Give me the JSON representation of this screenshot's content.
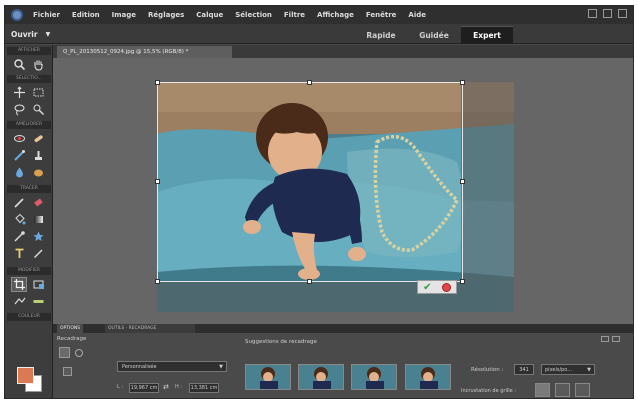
{
  "menubar": {
    "items": [
      "Fichier",
      "Edition",
      "Image",
      "Réglages",
      "Calque",
      "Sélection",
      "Filtre",
      "Affichage",
      "Fenêtre",
      "Aide"
    ]
  },
  "modebar": {
    "open_label": "Ouvrir",
    "tabs": {
      "rapide": "Rapide",
      "guidee": "Guidée",
      "expert": "Expert"
    }
  },
  "toolbar": {
    "sections": [
      "AFFICHER",
      "SÉLECTIO...",
      "AMÉLIORER",
      "TRACER",
      "MODIFIER",
      "COULEUR"
    ]
  },
  "document": {
    "tab_label": "Q_PL_20130512_0924.jpg @ 15,5% (RGB/8) *"
  },
  "panel": {
    "tab_options": "OPTIONS",
    "tab_other": "OUTILS  ·  RECADRAGE",
    "options_title": "Recadrage",
    "aspect_value": "Personnalisée",
    "width_label": "L :",
    "width_value": "19,967 cm",
    "height_label": "H :",
    "height_value": "13,381 cm",
    "suggestions_label": "Suggestions de recadrage",
    "resolution_label": "Résolution :",
    "resolution_value": "341",
    "units_value": "pixels/po...",
    "grid_label": "Incrustation de grille :"
  },
  "colors": {
    "foreground": "#d97a55",
    "background": "#ffffff",
    "accent_active_tab": "#1e1e1e"
  }
}
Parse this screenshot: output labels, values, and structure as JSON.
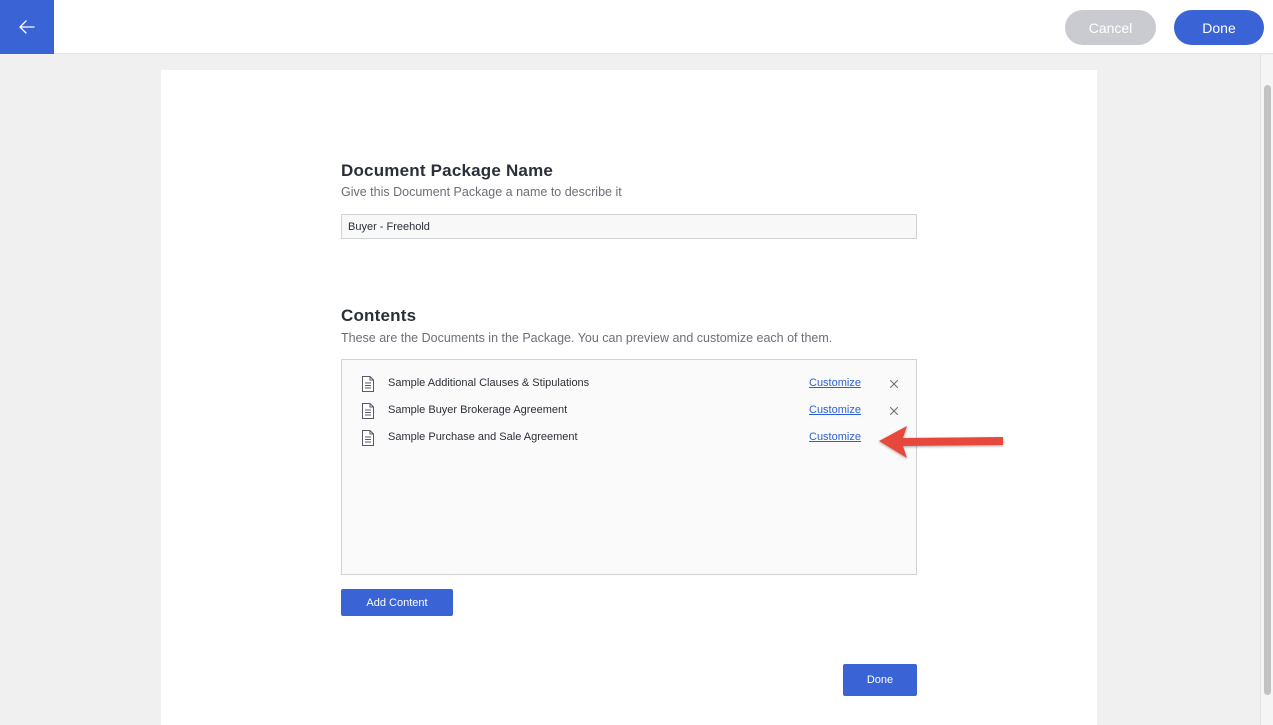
{
  "header": {
    "back_icon": "arrow-left-icon",
    "cancel_label": "Cancel",
    "done_label": "Done"
  },
  "name_section": {
    "title": "Document Package Name",
    "description": "Give this Document Package a name to describe it",
    "input_value": "Buyer - Freehold"
  },
  "contents_section": {
    "title": "Contents",
    "description": "These are the Documents in the Package. You can preview and customize each of them.",
    "items": [
      {
        "icon": "document-icon",
        "label": "Sample Additional Clauses & Stipulations",
        "customize_label": "Customize",
        "removable": true
      },
      {
        "icon": "document-icon",
        "label": "Sample Buyer Brokerage Agreement",
        "customize_label": "Customize",
        "removable": true
      },
      {
        "icon": "document-icon",
        "label": "Sample Purchase and Sale Agreement",
        "customize_label": "Customize",
        "removable": false
      }
    ],
    "add_content_label": "Add Content"
  },
  "footer": {
    "done_label": "Done"
  },
  "colors": {
    "accent": "#3a63d6",
    "link": "#2c5fd6",
    "annotation_arrow": "#e8473a",
    "cancel_disabled": "#c9cbd0"
  }
}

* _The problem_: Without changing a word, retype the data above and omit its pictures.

* _Task output_:
Give me the JSON representation of this screenshot's content.
{
  "menubar": {
    "items": [
      "Fichier",
      "Edition",
      "Image",
      "Réglages",
      "Calque",
      "Sélection",
      "Filtre",
      "Affichage",
      "Fenêtre",
      "Aide"
    ]
  },
  "modebar": {
    "open_label": "Ouvrir",
    "tabs": {
      "rapide": "Rapide",
      "guidee": "Guidée",
      "expert": "Expert"
    }
  },
  "toolbar": {
    "sections": [
      "AFFICHER",
      "SÉLECTIO...",
      "AMÉLIORER",
      "TRACER",
      "MODIFIER",
      "COULEUR"
    ]
  },
  "document": {
    "tab_label": "Q_PL_20130512_0924.jpg @ 15,5% (RGB/8) *"
  },
  "panel": {
    "tab_options": "OPTIONS",
    "tab_other": "OUTILS  ·  RECADRAGE",
    "options_title": "Recadrage",
    "aspect_value": "Personnalisée",
    "width_label": "L :",
    "width_value": "19,967 cm",
    "height_label": "H :",
    "height_value": "13,381 cm",
    "suggestions_label": "Suggestions de recadrage",
    "resolution_label": "Résolution :",
    "resolution_value": "341",
    "units_value": "pixels/po...",
    "grid_label": "Incrustation de grille :"
  },
  "colors": {
    "foreground": "#d97a55",
    "background": "#ffffff",
    "accent_active_tab": "#1e1e1e"
  }
}
Parse this screenshot: output labels, values, and structure as JSON.
{
  "header": {
    "back_icon": "arrow-left-icon",
    "cancel_label": "Cancel",
    "done_label": "Done"
  },
  "name_section": {
    "title": "Document Package Name",
    "description": "Give this Document Package a name to describe it",
    "input_value": "Buyer - Freehold"
  },
  "contents_section": {
    "title": "Contents",
    "description": "These are the Documents in the Package. You can preview and customize each of them.",
    "items": [
      {
        "icon": "document-icon",
        "label": "Sample Additional Clauses & Stipulations",
        "customize_label": "Customize",
        "removable": true
      },
      {
        "icon": "document-icon",
        "label": "Sample Buyer Brokerage Agreement",
        "customize_label": "Customize",
        "removable": true
      },
      {
        "icon": "document-icon",
        "label": "Sample Purchase and Sale Agreement",
        "customize_label": "Customize",
        "removable": false
      }
    ],
    "add_content_label": "Add Content"
  },
  "footer": {
    "done_label": "Done"
  },
  "colors": {
    "accent": "#3a63d6",
    "link": "#2c5fd6",
    "annotation_arrow": "#e8473a",
    "cancel_disabled": "#c9cbd0"
  }
}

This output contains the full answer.